Each line below with the word "this" needs to be copied.

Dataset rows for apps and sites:
>>>>>

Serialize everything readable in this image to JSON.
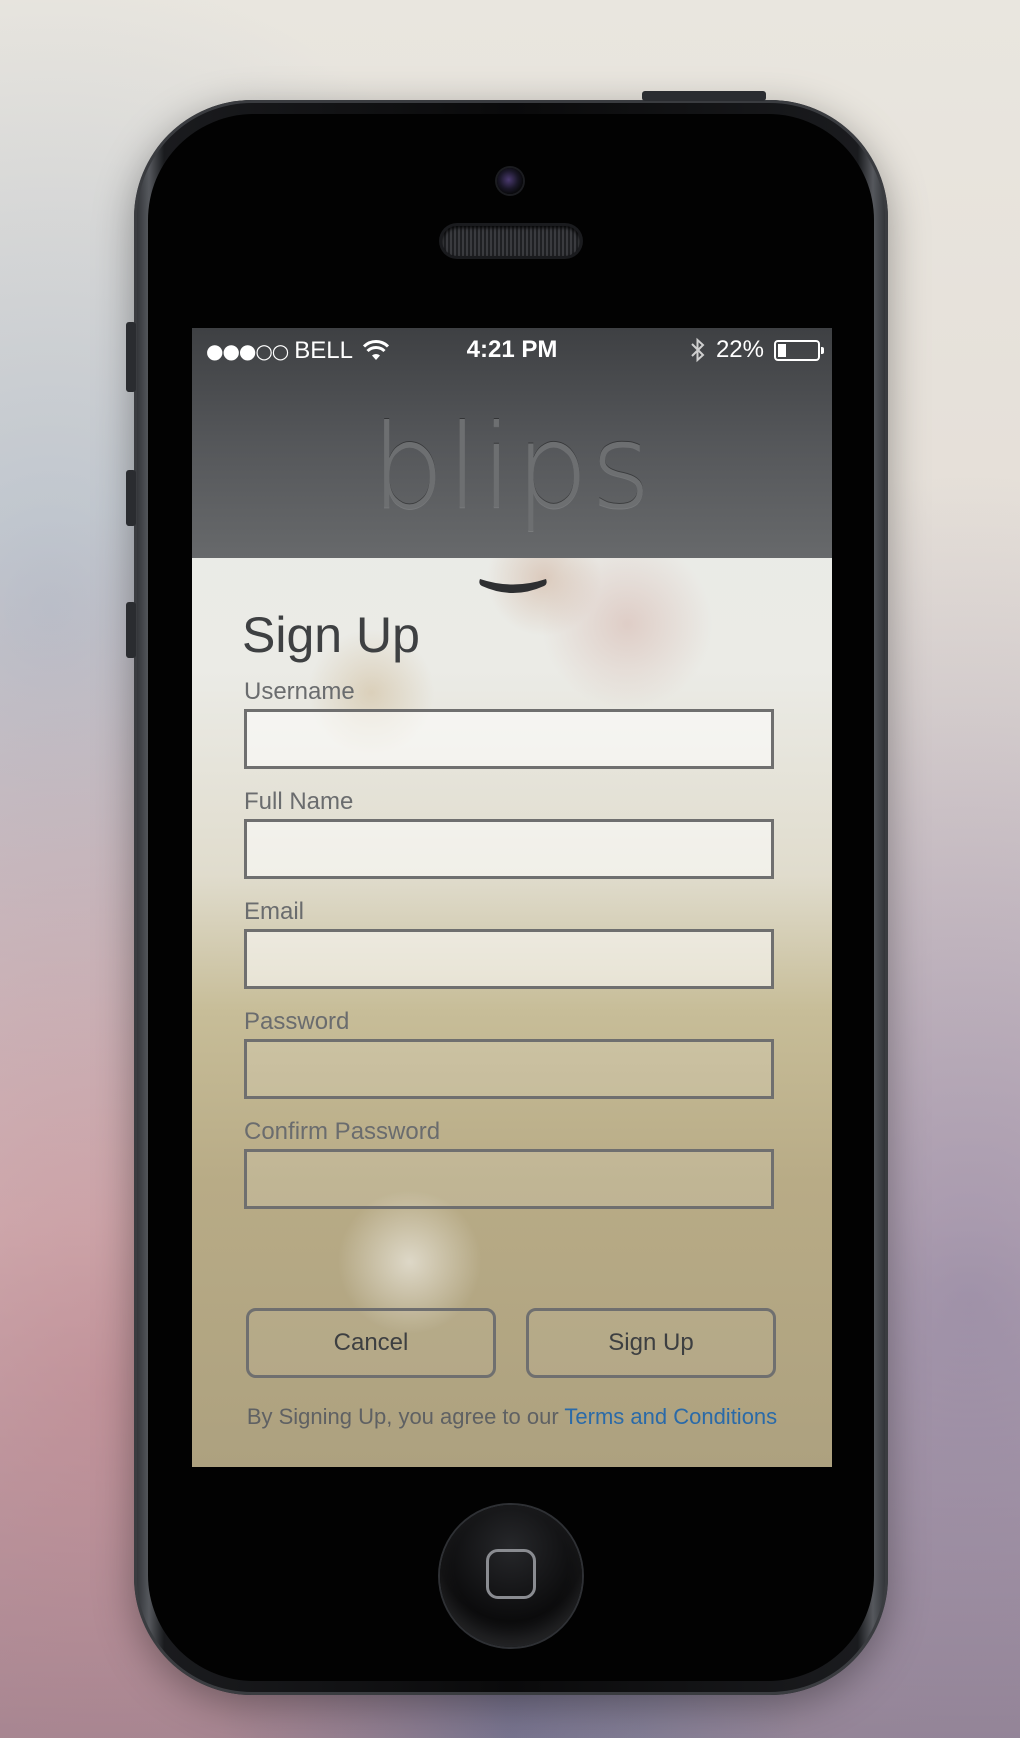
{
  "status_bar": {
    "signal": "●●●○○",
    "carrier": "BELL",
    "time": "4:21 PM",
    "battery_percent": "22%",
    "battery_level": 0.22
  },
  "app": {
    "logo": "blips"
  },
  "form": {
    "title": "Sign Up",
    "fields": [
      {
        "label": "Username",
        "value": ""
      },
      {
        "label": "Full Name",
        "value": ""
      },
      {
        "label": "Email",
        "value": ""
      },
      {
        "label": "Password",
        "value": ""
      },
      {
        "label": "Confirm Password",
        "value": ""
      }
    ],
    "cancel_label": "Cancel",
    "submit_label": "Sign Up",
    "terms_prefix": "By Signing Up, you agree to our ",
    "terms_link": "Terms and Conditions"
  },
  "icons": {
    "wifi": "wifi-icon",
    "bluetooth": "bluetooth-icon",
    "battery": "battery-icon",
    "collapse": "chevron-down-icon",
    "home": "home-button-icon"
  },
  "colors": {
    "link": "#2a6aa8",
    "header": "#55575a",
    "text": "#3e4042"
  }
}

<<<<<
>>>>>

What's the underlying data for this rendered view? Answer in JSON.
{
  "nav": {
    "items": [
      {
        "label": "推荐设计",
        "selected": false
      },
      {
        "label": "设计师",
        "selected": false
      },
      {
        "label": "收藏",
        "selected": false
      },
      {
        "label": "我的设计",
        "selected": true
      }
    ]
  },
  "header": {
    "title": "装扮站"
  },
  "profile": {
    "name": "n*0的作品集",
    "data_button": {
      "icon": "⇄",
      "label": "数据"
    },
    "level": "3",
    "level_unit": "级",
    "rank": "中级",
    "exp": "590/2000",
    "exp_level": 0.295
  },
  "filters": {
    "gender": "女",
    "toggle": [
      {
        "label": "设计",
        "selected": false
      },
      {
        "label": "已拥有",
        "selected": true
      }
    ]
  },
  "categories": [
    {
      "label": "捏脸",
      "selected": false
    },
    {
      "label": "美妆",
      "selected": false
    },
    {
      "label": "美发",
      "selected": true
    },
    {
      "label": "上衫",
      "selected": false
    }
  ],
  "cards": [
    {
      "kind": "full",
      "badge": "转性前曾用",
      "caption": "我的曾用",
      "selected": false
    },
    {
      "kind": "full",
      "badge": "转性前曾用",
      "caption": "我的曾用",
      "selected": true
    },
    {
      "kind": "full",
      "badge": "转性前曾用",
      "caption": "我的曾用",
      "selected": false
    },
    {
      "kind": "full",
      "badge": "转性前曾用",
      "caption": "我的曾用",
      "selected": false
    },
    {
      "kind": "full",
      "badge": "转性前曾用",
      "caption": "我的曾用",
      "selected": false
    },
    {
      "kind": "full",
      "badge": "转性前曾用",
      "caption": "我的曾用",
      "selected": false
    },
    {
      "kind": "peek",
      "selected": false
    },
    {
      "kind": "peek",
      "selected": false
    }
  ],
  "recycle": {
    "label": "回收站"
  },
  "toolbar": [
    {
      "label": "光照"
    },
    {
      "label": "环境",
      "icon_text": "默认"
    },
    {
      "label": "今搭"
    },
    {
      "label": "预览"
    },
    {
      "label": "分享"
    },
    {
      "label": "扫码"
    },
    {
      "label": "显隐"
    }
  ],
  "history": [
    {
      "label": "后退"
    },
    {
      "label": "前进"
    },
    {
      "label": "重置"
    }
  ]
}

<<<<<

Expected output:
Serialize everything readable in this image to JSON.
What's the underlying data for this rendered view? Answer in JSON.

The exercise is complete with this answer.